That reduction in the personal space of employees has coincided with the rise of messaging devices, from Slack to email and social media — and an overall increase in the number of times we’re being interrupted at work. Research at the University of California, Irvine, found that the average worker is interrupted or switches tasks once every three minutes and five seconds. This is having a major impact on productivity — and causing increasing levels of worker burnout and stress.

The Need for Sound Privacy

Research indicates that all this busyness and noise is taking a toll. Humans need periods of silence to focus on tasks and concentrate. A report by the University of Sydney shows that nearly 50 percent of people with a completely open office floor plan — and nearly 60 percent of people in cubicles with low walls — are dissatisfied with their sound privacy. The research also shows that people in open working spaces are 15 percent less productive, have trouble concentrating, and are twice as likely to get sick.

One leader from Microsoft has spoken out about the need for private spaces where his team can work on more focused tasks. “It was important to be able to hunker down and focus behind closed doors, but be in close proximity to each other so we could collaborate,” Pankaj Arora told the BBC. “We never see the doors as barriers to communication, just as barriers to noise.”

Science, meanwhile, is proving just how much our brains need a pause from all this incessant noise: periods of silence reduce stress hormones, help the brain to absorb information, and even help the brain develop new cells. Here are three ways you can help your employees find silent spaces at work:

Offer Silence Pods

If your office space is open and collaborative, aim to include silent spaces that people can use if they need quiet time. In addition to rooms for calls and larger meetings, make sure you also build areas where workers can head to for focused, uninterrupted work. The U.S. Workplace Survey 2016 by global design firm Gensler, found that innovative companies are five times more likely to have workplaces that prioritize both individual and group workspace. They cite noise management as a key differentiator for innovative companies.
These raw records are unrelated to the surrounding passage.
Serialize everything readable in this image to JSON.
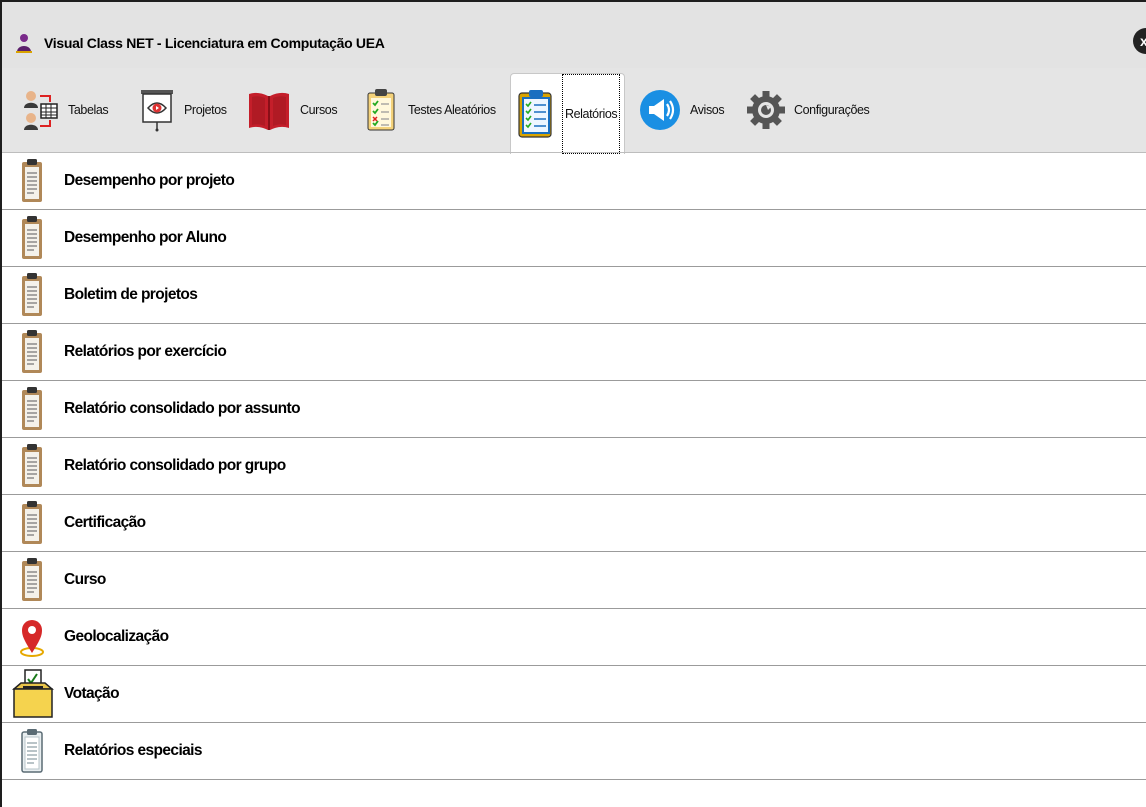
{
  "window": {
    "title": "Visual Class NET - Licenciatura em Computação UEA",
    "close_label": "x"
  },
  "ribbon": {
    "tabs": [
      {
        "label": "Tabelas",
        "icon": "tables-users-icon"
      },
      {
        "label": "Projetos",
        "icon": "presentation-board-icon"
      },
      {
        "label": "Cursos",
        "icon": "open-book-icon"
      },
      {
        "label": "Testes Aleatórios",
        "icon": "checklist-clipboard-icon"
      },
      {
        "label": "Relatórios",
        "icon": "report-clipboard-icon",
        "active": true
      },
      {
        "label": "Avisos",
        "icon": "megaphone-icon"
      },
      {
        "label": "Configurações",
        "icon": "gear-icon"
      }
    ]
  },
  "reports": [
    {
      "label": "Desempenho por projeto",
      "icon": "clipboard-icon"
    },
    {
      "label": "Desempenho por Aluno",
      "icon": "clipboard-icon"
    },
    {
      "label": "Boletim de projetos",
      "icon": "clipboard-icon"
    },
    {
      "label": "Relatórios por exercício",
      "icon": "clipboard-icon"
    },
    {
      "label": "Relatório consolidado por assunto",
      "icon": "clipboard-icon"
    },
    {
      "label": "Relatório consolidado por grupo",
      "icon": "clipboard-icon"
    },
    {
      "label": "Certificação",
      "icon": "clipboard-icon"
    },
    {
      "label": "Curso",
      "icon": "clipboard-icon"
    },
    {
      "label": "Geolocalização",
      "icon": "map-pin-icon"
    },
    {
      "label": "Votação",
      "icon": "ballot-box-icon"
    },
    {
      "label": "Relatórios especiais",
      "icon": "white-clipboard-icon"
    }
  ],
  "colors": {
    "titlebar": "#e3e3e3",
    "ribbon": "#e5e5e5",
    "row_divider": "#9b9b9b",
    "accent_blue": "#1a8fe3"
  }
}
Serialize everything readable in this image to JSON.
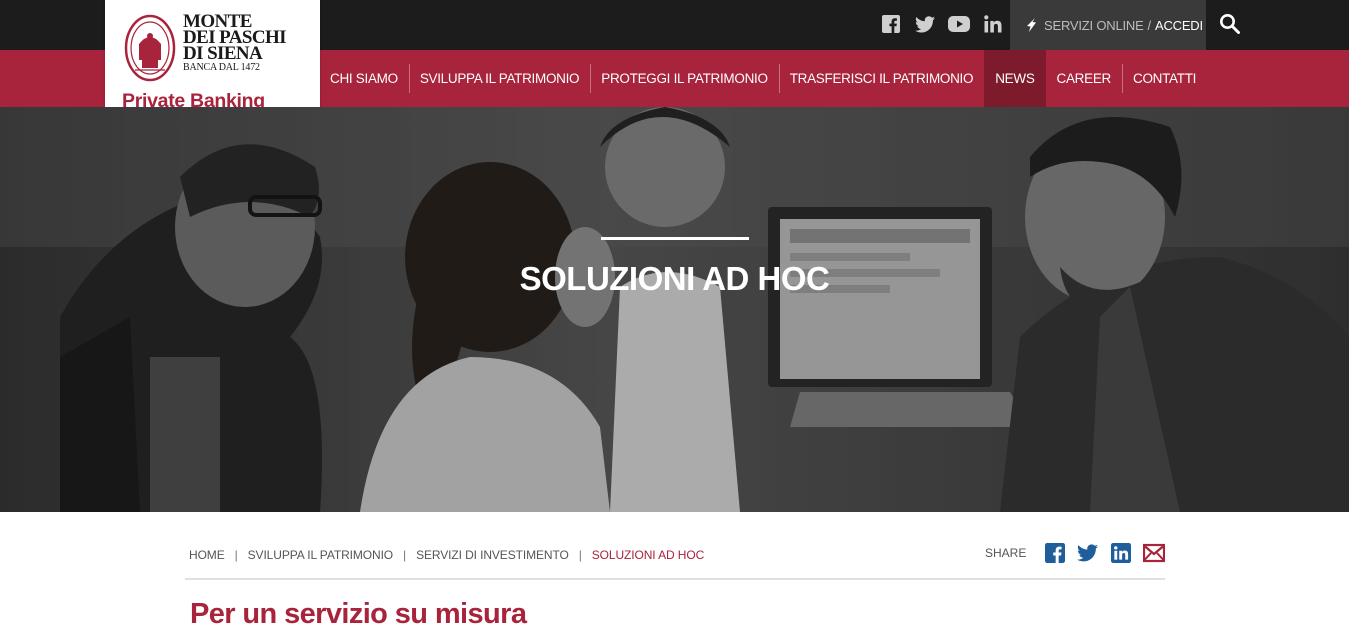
{
  "brand": {
    "bank_line1": "MONTE",
    "bank_line2": "DEI PASCHI",
    "bank_line3": "DI SIENA",
    "bank_since": "BANCA DAL 1472",
    "division": "Private Banking",
    "accent_color": "#a8233c"
  },
  "topbar": {
    "social": [
      "facebook-icon",
      "twitter-icon",
      "youtube-icon",
      "linkedin-icon"
    ],
    "servizi_label": "SERVIZI ONLINE",
    "separator": "/",
    "accedi_label": "ACCEDI",
    "search_icon": "search-icon"
  },
  "nav": {
    "items": [
      {
        "label": "CHI SIAMO",
        "active": false
      },
      {
        "label": "SVILUPPA IL PATRIMONIO",
        "active": false
      },
      {
        "label": "PROTEGGI IL PATRIMONIO",
        "active": false
      },
      {
        "label": "TRASFERISCI IL PATRIMONIO",
        "active": false
      },
      {
        "label": "NEWS",
        "active": true
      },
      {
        "label": "CAREER",
        "active": false
      },
      {
        "label": "CONTATTI",
        "active": false
      }
    ]
  },
  "hero": {
    "title": "SOLUZIONI AD HOC"
  },
  "breadcrumb": {
    "items": [
      "HOME",
      "SVILUPPA IL PATRIMONIO",
      "SERVIZI DI INVESTIMENTO",
      "SOLUZIONI AD HOC"
    ],
    "separator": "|"
  },
  "share": {
    "label": "SHARE",
    "icons": [
      "facebook-icon",
      "twitter-icon",
      "linkedin-icon",
      "email-icon"
    ],
    "icon_color": "#1f5e9a",
    "email_color": "#a8233c"
  },
  "content": {
    "heading": "Per un servizio su misura"
  }
}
Allow Remote Work 

The 2016 Gensler report also found that people in the most innovative companies spend more time working away from the office, averaging 74 percent of an average week in the office compared to 86 percent for respondents with the lowest innovation scores. Working from home offers an opportunity for people to focus exclusively on a project.

Schedule in Silence 

In smaller companies, it’s even possible to schedule in silence. The co-founder and CEO of Milanote, a tool that helps creative people organize projects, wrote a blog about the company’s “Quiet Time”, where they dedicate mornings to silent work, devoid of emails, Slack messages and conversations. In the afternoons, interruptions can flow. The CEO claims it made the company 23 percent more productive.

It’s worth noting that as you ramp up opportunities for silence spaces at work, you don’t want to overdo this. While silence is a helpful tool, an environment that is too quiet can be highly unnerving for people. Rather, aim to provide a mixture of spaces and options so that if employees need to shift into a space of concentration, they have that option. This will have a very real impact on the state of mind of your team and their ability to do great work.